--- Task objective ---
Your response should consist of the entries below, written out exactly.

--- Excerpted records ---
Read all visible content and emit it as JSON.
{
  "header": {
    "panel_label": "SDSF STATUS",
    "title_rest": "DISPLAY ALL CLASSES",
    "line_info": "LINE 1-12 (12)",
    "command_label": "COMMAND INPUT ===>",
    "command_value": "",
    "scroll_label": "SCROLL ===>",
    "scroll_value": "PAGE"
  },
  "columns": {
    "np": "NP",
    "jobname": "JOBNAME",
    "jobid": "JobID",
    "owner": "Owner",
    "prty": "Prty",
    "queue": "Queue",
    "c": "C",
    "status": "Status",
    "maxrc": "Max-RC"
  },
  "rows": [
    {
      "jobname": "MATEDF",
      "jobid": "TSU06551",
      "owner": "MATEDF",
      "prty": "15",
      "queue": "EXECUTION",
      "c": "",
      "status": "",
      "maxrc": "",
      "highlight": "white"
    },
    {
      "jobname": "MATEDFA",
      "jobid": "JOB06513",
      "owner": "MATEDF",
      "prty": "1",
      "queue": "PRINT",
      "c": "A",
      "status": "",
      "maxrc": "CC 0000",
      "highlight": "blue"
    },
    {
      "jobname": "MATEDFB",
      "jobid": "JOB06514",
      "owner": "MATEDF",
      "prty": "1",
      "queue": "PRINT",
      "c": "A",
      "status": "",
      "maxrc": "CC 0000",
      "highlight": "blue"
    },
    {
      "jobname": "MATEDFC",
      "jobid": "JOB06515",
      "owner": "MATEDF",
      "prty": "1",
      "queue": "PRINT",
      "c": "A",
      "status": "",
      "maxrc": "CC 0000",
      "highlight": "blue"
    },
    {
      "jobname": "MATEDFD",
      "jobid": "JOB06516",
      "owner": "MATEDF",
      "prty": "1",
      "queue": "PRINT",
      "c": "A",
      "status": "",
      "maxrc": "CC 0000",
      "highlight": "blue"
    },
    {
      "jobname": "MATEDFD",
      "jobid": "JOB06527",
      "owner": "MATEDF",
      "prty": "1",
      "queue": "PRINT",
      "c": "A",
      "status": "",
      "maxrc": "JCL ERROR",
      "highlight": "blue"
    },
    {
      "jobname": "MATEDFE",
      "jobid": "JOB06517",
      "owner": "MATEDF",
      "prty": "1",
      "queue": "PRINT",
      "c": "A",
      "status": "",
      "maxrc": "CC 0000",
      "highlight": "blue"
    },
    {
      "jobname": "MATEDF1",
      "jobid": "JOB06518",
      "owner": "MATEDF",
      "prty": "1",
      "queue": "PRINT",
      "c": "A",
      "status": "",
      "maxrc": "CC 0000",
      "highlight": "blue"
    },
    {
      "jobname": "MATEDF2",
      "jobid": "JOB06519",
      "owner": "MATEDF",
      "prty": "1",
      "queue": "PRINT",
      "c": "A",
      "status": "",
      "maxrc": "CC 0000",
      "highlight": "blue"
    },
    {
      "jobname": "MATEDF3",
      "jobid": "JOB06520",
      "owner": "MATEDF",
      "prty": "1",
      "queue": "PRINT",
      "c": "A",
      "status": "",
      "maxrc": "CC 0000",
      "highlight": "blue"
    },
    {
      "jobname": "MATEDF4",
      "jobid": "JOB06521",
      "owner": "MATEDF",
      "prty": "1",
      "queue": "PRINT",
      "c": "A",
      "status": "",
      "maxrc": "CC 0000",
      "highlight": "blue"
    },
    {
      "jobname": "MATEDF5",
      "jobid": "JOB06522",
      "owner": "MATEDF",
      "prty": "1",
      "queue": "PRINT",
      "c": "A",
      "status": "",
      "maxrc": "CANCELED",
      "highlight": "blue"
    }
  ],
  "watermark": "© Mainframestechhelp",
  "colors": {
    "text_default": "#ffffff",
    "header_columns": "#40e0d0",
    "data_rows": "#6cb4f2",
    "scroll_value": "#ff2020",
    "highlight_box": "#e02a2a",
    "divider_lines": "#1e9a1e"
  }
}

--- Written solution ---
Read all visible content and emit it as JSON.
{
  "header": {
    "panel_label": "SDSF STATUS",
    "title_rest": "DISPLAY ALL CLASSES",
    "line_info": "LINE 1-12 (12)",
    "command_label": "COMMAND INPUT ===>",
    "command_value": "",
    "scroll_label": "SCROLL ===>",
    "scroll_value": "PAGE"
  },
  "columns": {
    "np": "NP",
    "jobname": "JOBNAME",
    "jobid": "JobID",
    "owner": "Owner",
    "prty": "Prty",
    "queue": "Queue",
    "c": "C",
    "status": "Status",
    "maxrc": "Max-RC"
  },
  "rows": [
    {
      "jobname": "MATEDF",
      "jobid": "TSU06551",
      "owner": "MATEDF",
      "prty": "15",
      "queue": "EXECUTION",
      "c": "",
      "status": "",
      "maxrc": "",
      "highlight": "white"
    },
    {
      "jobname": "MATEDFA",
      "jobid": "JOB06513",
      "owner": "MATEDF",
      "prty": "1",
      "queue": "PRINT",
      "c": "A",
      "status": "",
      "maxrc": "CC 0000",
      "highlight": "blue"
    },
    {
      "jobname": "MATEDFB",
      "jobid": "JOB06514",
      "owner": "MATEDF",
      "prty": "1",
      "queue": "PRINT",
      "c": "A",
      "status": "",
      "maxrc": "CC 0000",
      "highlight": "blue"
    },
    {
      "jobname": "MATEDFC",
      "jobid": "JOB06515",
      "owner": "MATEDF",
      "prty": "1",
      "queue": "PRINT",
      "c": "A",
      "status": "",
      "maxrc": "CC 0000",
      "highlight": "blue"
    },
    {
      "jobname": "MATEDFD",
      "jobid": "JOB06516",
      "owner": "MATEDF",
      "prty": "1",
      "queue": "PRINT",
      "c": "A",
      "status": "",
      "maxrc": "CC 0000",
      "highlight": "blue"
    },
    {
      "jobname": "MATEDFD",
      "jobid": "JOB06527",
      "owner": "MATEDF",
      "prty": "1",
      "queue": "PRINT",
      "c": "A",
      "status": "",
      "maxrc": "JCL ERROR",
      "highlight": "blue"
    },
    {
      "jobname": "MATEDFE",
      "jobid": "JOB06517",
      "owner": "MATEDF",
      "prty": "1",
      "queue": "PRINT",
      "c": "A",
      "status": "",
      "maxrc": "CC 0000",
      "highlight": "blue"
    },
    {
      "jobname": "MATEDF1",
      "jobid": "JOB06518",
      "owner": "MATEDF",
      "prty": "1",
      "queue": "PRINT",
      "c": "A",
      "status": "",
      "maxrc": "CC 0000",
      "highlight": "blue"
    },
    {
      "jobname": "MATEDF2",
      "jobid": "JOB06519",
      "owner": "MATEDF",
      "prty": "1",
      "queue": "PRINT",
      "c": "A",
      "status": "",
      "maxrc": "CC 0000",
      "highlight": "blue"
    },
    {
      "jobname": "MATEDF3",
      "jobid": "JOB06520",
      "owner": "MATEDF",
      "prty": "1",
      "queue": "PRINT",
      "c": "A",
      "status": "",
      "maxrc": "CC 0000",
      "highlight": "blue"
    },
    {
      "jobname": "MATEDF4",
      "jobid": "JOB06521",
      "owner": "MATEDF",
      "prty": "1",
      "queue": "PRINT",
      "c": "A",
      "status": "",
      "maxrc": "CC 0000",
      "highlight": "blue"
    },
    {
      "jobname": "MATEDF5",
      "jobid": "JOB06522",
      "owner": "MATEDF",
      "prty": "1",
      "queue": "PRINT",
      "c": "A",
      "status": "",
      "maxrc": "CANCELED",
      "highlight": "blue"
    }
  ],
  "watermark": "© Mainframestechhelp",
  "colors": {
    "text_default": "#ffffff",
    "header_columns": "#40e0d0",
    "data_rows": "#6cb4f2",
    "scroll_value": "#ff2020",
    "highlight_box": "#e02a2a",
    "divider_lines": "#1e9a1e"
  }
}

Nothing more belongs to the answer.